Supplied records -
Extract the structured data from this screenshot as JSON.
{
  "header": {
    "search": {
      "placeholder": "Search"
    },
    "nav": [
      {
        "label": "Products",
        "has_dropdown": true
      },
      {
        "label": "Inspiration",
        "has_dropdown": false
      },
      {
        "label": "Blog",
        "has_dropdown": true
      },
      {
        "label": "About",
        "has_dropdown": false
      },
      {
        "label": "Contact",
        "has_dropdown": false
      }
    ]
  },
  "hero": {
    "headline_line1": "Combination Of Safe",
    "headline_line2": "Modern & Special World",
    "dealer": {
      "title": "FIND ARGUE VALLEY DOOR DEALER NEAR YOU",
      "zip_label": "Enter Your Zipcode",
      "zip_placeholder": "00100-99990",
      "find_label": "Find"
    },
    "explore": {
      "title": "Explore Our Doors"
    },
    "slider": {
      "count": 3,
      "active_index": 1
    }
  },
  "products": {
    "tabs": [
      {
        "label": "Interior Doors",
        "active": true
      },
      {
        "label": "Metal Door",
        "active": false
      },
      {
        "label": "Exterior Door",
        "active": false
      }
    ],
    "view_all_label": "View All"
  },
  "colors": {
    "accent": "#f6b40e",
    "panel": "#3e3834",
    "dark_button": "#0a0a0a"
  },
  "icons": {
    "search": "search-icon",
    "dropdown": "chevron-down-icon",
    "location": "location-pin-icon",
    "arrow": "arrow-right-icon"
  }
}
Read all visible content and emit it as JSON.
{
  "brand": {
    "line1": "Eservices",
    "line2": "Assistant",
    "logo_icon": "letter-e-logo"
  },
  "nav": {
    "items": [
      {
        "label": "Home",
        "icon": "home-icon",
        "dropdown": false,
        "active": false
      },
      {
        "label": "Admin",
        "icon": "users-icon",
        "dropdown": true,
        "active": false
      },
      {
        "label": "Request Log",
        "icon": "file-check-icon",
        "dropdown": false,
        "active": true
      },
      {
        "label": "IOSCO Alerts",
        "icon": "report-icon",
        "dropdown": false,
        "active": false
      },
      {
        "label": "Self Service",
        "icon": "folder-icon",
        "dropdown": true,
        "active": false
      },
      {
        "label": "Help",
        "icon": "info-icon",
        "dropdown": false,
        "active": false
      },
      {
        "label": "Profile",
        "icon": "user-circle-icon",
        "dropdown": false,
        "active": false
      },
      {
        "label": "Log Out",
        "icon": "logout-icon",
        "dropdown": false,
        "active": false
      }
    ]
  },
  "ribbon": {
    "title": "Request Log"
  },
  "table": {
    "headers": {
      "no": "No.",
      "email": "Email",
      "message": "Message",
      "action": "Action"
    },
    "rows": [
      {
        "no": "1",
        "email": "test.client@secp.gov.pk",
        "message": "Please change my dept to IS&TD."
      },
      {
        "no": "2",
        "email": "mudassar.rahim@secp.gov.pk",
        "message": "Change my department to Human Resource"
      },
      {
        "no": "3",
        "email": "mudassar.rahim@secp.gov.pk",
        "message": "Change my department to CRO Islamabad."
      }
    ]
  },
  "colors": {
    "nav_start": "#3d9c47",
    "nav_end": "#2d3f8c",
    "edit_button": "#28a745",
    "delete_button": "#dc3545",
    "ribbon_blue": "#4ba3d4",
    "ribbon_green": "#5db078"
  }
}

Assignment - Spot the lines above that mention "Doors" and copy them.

Task solution -
      "title": "Explore Our Doors"
        "label": "Interior Doors",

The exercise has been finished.